Sarkozy's first attempt to get the leaders of Europe's main economic powers to endorse coordinated responses on Oct. 4 ended in failure. Undeterred, he multiplied telephone contacts and sent out a flurry of suggestions to European capitals .
The result was a summit Oct. 12 during which the leaders of the 15 countries that use the euro agreed on a common European framework for national measures to keep banks afloat and guarantee bank deposits.
"And he was diplomatic about it, too," Verón added.
To make the accord possible, for instance, Sarkozy went out of his way to court German Chancellor Angela Merkel, with whom he had clashed in previous times of stress. She had proclaimed that case-by-case national decisions were the only way out of the crisis. But by the Oct. 12 summit, she was signing onto Sarkozy's proposals for a Europe-wide formula.
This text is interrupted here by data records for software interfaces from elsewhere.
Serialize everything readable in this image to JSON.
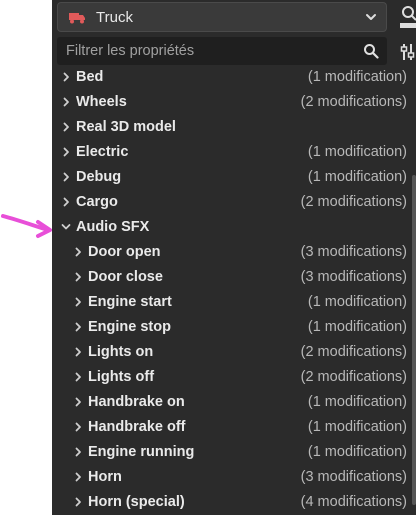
{
  "header": {
    "selected_object": "Truck",
    "search_placeholder": "Filtrer les propriétés"
  },
  "colors": {
    "panel_bg": "#2b2b2b",
    "truck_icon": "#e05a5a",
    "annotation": "#e84fd8"
  },
  "icons": {
    "object": "truck-icon",
    "dropdown": "chevron-down-icon",
    "dock": "dock-icon",
    "search": "search-icon",
    "filter": "filter-icon"
  },
  "tree": [
    {
      "label": "Bed",
      "mods": "(1 modification)",
      "level": 0,
      "expanded": false
    },
    {
      "label": "Wheels",
      "mods": "(2 modifications)",
      "level": 0,
      "expanded": false
    },
    {
      "label": "Real 3D model",
      "mods": "",
      "level": 0,
      "expanded": false
    },
    {
      "label": "Electric",
      "mods": "(1 modification)",
      "level": 0,
      "expanded": false
    },
    {
      "label": "Debug",
      "mods": "(1 modification)",
      "level": 0,
      "expanded": false
    },
    {
      "label": "Cargo",
      "mods": "(2 modifications)",
      "level": 0,
      "expanded": false
    },
    {
      "label": "Audio SFX",
      "mods": "",
      "level": 0,
      "expanded": true
    },
    {
      "label": "Door open",
      "mods": "(3 modifications)",
      "level": 1,
      "expanded": false
    },
    {
      "label": "Door close",
      "mods": "(3 modifications)",
      "level": 1,
      "expanded": false
    },
    {
      "label": "Engine start",
      "mods": "(1 modification)",
      "level": 1,
      "expanded": false
    },
    {
      "label": "Engine stop",
      "mods": "(1 modification)",
      "level": 1,
      "expanded": false
    },
    {
      "label": "Lights on",
      "mods": "(2 modifications)",
      "level": 1,
      "expanded": false
    },
    {
      "label": "Lights off",
      "mods": "(2 modifications)",
      "level": 1,
      "expanded": false
    },
    {
      "label": "Handbrake on",
      "mods": "(1 modification)",
      "level": 1,
      "expanded": false
    },
    {
      "label": "Handbrake off",
      "mods": "(1 modification)",
      "level": 1,
      "expanded": false
    },
    {
      "label": "Engine running",
      "mods": "(1 modification)",
      "level": 1,
      "expanded": false
    },
    {
      "label": "Horn",
      "mods": "(3 modifications)",
      "level": 1,
      "expanded": false
    },
    {
      "label": "Horn (special)",
      "mods": "(4 modifications)",
      "level": 1,
      "expanded": false
    }
  ]
}
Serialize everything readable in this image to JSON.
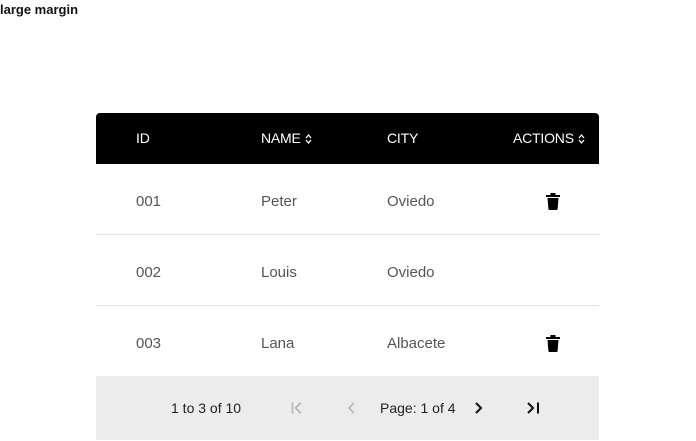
{
  "page": {
    "label": "large margin"
  },
  "table": {
    "columns": [
      {
        "key": "id",
        "label": "ID",
        "sortable": false
      },
      {
        "key": "name",
        "label": "NAME",
        "sortable": true
      },
      {
        "key": "city",
        "label": "CITY",
        "sortable": false
      },
      {
        "key": "actions",
        "label": "ACTIONS",
        "sortable": true
      }
    ],
    "rows": [
      {
        "id": "001",
        "name": "Peter",
        "city": "Oviedo",
        "deletable": true
      },
      {
        "id": "002",
        "name": "Louis",
        "city": "Oviedo",
        "deletable": false
      },
      {
        "id": "003",
        "name": "Lana",
        "city": "Albacete",
        "deletable": true
      }
    ]
  },
  "pagination": {
    "summary": "1 to 3 of 10",
    "page_info": "Page: 1 of 4",
    "icons": {
      "first": "first-page-icon",
      "prev": "prev-page-icon",
      "next": "next-page-icon",
      "last": "last-page-icon"
    }
  },
  "colors": {
    "header_bg": "#000000",
    "header_text": "#ffffff",
    "footer_bg": "#ececec",
    "disabled_icon": "#b5b5b5",
    "row_border": "#e3e3e3"
  }
}
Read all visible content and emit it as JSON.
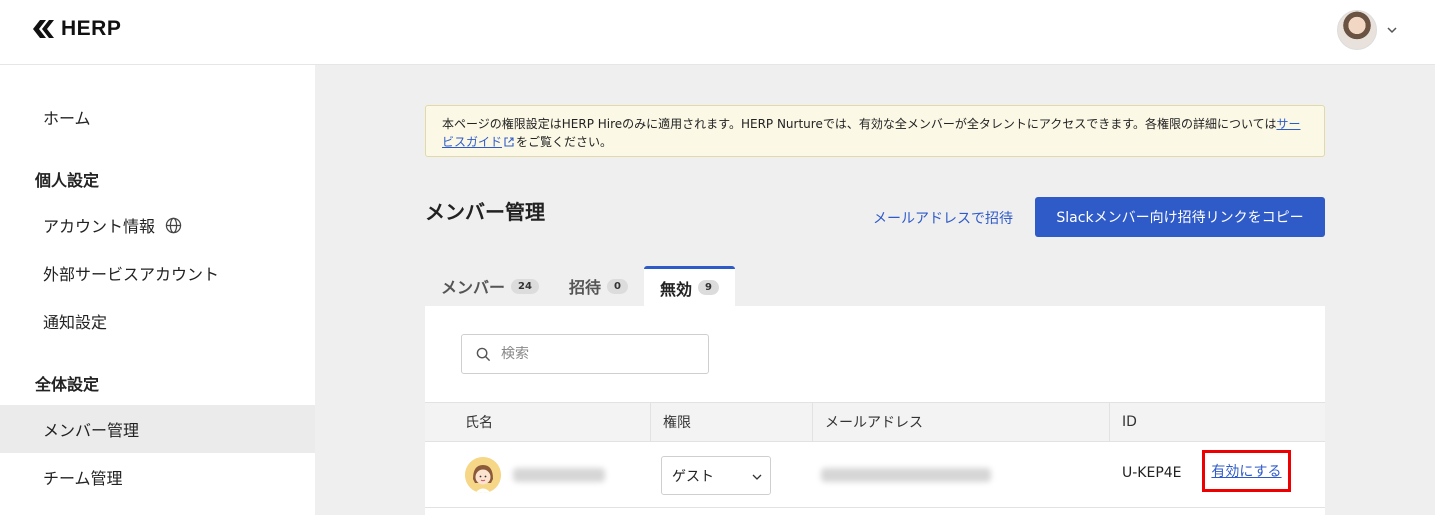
{
  "header": {
    "brand": "HERP"
  },
  "sidebar": {
    "home": "ホーム",
    "personal_heading": "個人設定",
    "account_info": "アカウント情報",
    "external_accounts": "外部サービスアカウント",
    "notifications": "通知設定",
    "global_heading": "全体設定",
    "member_management": "メンバー管理",
    "team_management": "チーム管理"
  },
  "notice": {
    "text_before_link": "本ページの権限設定はHERP Hireのみに適用されます。HERP Nurtureでは、有効な全メンバーが全タレントにアクセスできます。各権限の詳細については",
    "link_text": "サービスガイド",
    "text_after_link": "をご覧ください。"
  },
  "main": {
    "title": "メンバー管理",
    "invite_by_email": "メールアドレスで招待",
    "copy_slack_link": "Slackメンバー向け招待リンクをコピー"
  },
  "tabs": [
    {
      "label": "メンバー",
      "count": "24"
    },
    {
      "label": "招待",
      "count": "0"
    },
    {
      "label": "無効",
      "count": "9"
    }
  ],
  "search": {
    "placeholder": "検索"
  },
  "table": {
    "columns": [
      "氏名",
      "権限",
      "メールアドレス",
      "ID"
    ],
    "rows": [
      {
        "role": "ゲスト",
        "id": "U-KEP4E",
        "action": "有効にする"
      }
    ]
  },
  "colors": {
    "accent": "#2f5bc8",
    "highlight": "#e00000",
    "notice_bg": "#fbf8e6"
  }
}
Similarly, British Prime Minister Gordon Brown had attended the Oct. 4 gathering only on the condition that there be no talk of common European bailout funds. Once there, he joined Merkel in advocating national-level action. But Sarkozy responded by letting it be known through leaks from the Elysee Palace that he admired Brown's bailout plan for Britain and wanted to suggest something similar on a European scale. In a further bow to Brown, he invited the British leader to attend part of the Oct. 12 summit even though Britain does not use the euro.